The Valley of the Giants by Peter B. Kyne
No man is infallible, and in planning his logging operations in the San Hedrin watershed, John Cardigan presently made the discovery that he had erred in judgment. That season, from May to November, his woods-crew put thirty million feet of logs into the San Hedrin River, while the mill sawed on a reserve supply of logs taken from the last of the old choppings adjacent to Squaw Creek. That year, however, the rainfall in the San Hedrin country was fifty per cent. less than normal, and by the first of May of the following year Cardigan's woods-crew had succeeded in driving slightly less than half of the cut of the preceding year to the boom on tidewater at the mouth of the river.
"Unless the Lord'll gi' us a lot more water in the river," the woods- boss McTavish complained, "I dinna see how I'm to keep the mill runnin'." He was taking John Cardigan up the riverbank and explaining the situation. "The heavy butt-logs hae sunk to the bottom," he continued. "Wie a normal head o' water, the lads'll move them, but wi' the wee drappie we have the noo--" He threw up his hamlike hands despairingly.
Three days later a cloud-burst filled the river to the brim; it came at night and swept the river clean of Cardigan's clear logs, An army of Juggernauts, they swept down on the boiling torrent to tidewater, reaching the bay shortly after the tide had commenced to ebb.
Now, a chain is only as strong as its weakest link, and a log-boom is a chaplet of a small logs, linked end to end by means of short chains; hence when the vanguard of logs on the lip of that flood reached the log-boom, the impetus of the charge was too great to be resisted. Straight through the weakest link in this boom the huge saw-logs crashed and out over Humboldt Bar to the broad Pacific. With the ebb tide some of them came back, while others, caught in cross- currents, bobbed about the Bay all night and finally beached at widely scattered points.
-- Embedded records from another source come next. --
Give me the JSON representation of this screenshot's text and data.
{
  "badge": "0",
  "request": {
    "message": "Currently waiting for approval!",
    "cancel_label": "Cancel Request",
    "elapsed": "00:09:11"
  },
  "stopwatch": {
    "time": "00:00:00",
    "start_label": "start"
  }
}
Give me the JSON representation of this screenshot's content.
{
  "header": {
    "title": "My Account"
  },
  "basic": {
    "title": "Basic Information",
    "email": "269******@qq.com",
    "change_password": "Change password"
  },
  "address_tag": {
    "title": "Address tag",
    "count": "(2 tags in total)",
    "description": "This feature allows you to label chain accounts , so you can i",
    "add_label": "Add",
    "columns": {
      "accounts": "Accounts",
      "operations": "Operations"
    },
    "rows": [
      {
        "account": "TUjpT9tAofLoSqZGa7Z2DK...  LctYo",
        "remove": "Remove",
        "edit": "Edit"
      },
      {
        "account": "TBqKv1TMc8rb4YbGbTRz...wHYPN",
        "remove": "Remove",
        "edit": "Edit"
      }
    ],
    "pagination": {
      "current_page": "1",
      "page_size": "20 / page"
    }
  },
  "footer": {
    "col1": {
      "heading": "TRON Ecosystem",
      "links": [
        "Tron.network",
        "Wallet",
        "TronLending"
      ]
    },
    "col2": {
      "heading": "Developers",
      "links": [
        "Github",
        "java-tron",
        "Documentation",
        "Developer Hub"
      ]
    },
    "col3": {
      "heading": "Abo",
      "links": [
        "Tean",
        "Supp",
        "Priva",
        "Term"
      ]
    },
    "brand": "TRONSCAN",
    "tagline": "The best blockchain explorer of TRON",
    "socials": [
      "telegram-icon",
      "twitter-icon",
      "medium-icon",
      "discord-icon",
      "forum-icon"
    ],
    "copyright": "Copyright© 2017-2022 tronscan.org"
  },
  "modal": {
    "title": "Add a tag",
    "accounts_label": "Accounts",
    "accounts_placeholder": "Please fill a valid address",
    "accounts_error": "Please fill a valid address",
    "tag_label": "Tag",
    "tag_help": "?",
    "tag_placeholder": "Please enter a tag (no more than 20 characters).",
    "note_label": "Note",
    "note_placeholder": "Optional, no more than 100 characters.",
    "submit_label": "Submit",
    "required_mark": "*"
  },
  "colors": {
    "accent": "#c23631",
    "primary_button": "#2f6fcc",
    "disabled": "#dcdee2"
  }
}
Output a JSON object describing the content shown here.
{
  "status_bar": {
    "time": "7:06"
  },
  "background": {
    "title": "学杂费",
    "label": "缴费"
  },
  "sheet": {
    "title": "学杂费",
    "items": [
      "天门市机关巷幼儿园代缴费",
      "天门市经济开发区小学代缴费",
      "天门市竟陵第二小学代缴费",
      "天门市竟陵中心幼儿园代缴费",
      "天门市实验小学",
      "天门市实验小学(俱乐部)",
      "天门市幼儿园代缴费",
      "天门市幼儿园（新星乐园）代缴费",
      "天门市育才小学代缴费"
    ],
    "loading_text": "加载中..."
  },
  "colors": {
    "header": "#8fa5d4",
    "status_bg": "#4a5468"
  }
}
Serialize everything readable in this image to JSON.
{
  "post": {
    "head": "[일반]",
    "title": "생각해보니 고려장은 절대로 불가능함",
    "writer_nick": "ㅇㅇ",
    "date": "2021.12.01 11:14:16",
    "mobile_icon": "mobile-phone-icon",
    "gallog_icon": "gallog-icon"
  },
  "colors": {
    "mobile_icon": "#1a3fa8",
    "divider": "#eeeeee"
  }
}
Out of the fifteen million feet of logs less than three million feet were salvaged, and this task in itself was an expensive operation.
John Cardigan received the news calmly. "Thank God we don't have a cloud-burst more than once in ten years," he remarked to his manager. "However, that is often enough, considering the high cost of this one. Those logs were worth eight dollars a thousand feet, board measure, in the millpond, and I suppose we've lost a hundred thousand dollars' worth."
He turned from the manager and walked away through the drying yard, up the main street of Sequoia, and on into the second-growth timber at the edge of the town. Presently he emerged on the old, decaying skid-road and continued on through his logged-over lands, across the little divide and down into the quarter-section of green timber he had told McTavish not to cut. Once in the Valley of the Giants, he followed a well-worn foot-path to the little amphitheatre, and where the sunlight filtered through like a halo and fell on a plain little white marble monument, he paused and sat down on the now almost decayed sugar-pine windfall.
"I've come for a little comfort, sweetheart," he murmured to her who slept beneath the stone. Then he leaned back against a redwood tree, removed his hat, and closed his eyes, holding his great gray head the while a little to one side in a listening attitude. Long he sat there, a great, time-bitten devotee at the shrine of his comfort; and presently the harried look left his strong, kind face and was replaced by a little prescient smile--the sort of smile worn by one who through bitter years has sought something very, very precious and has at length discovered it.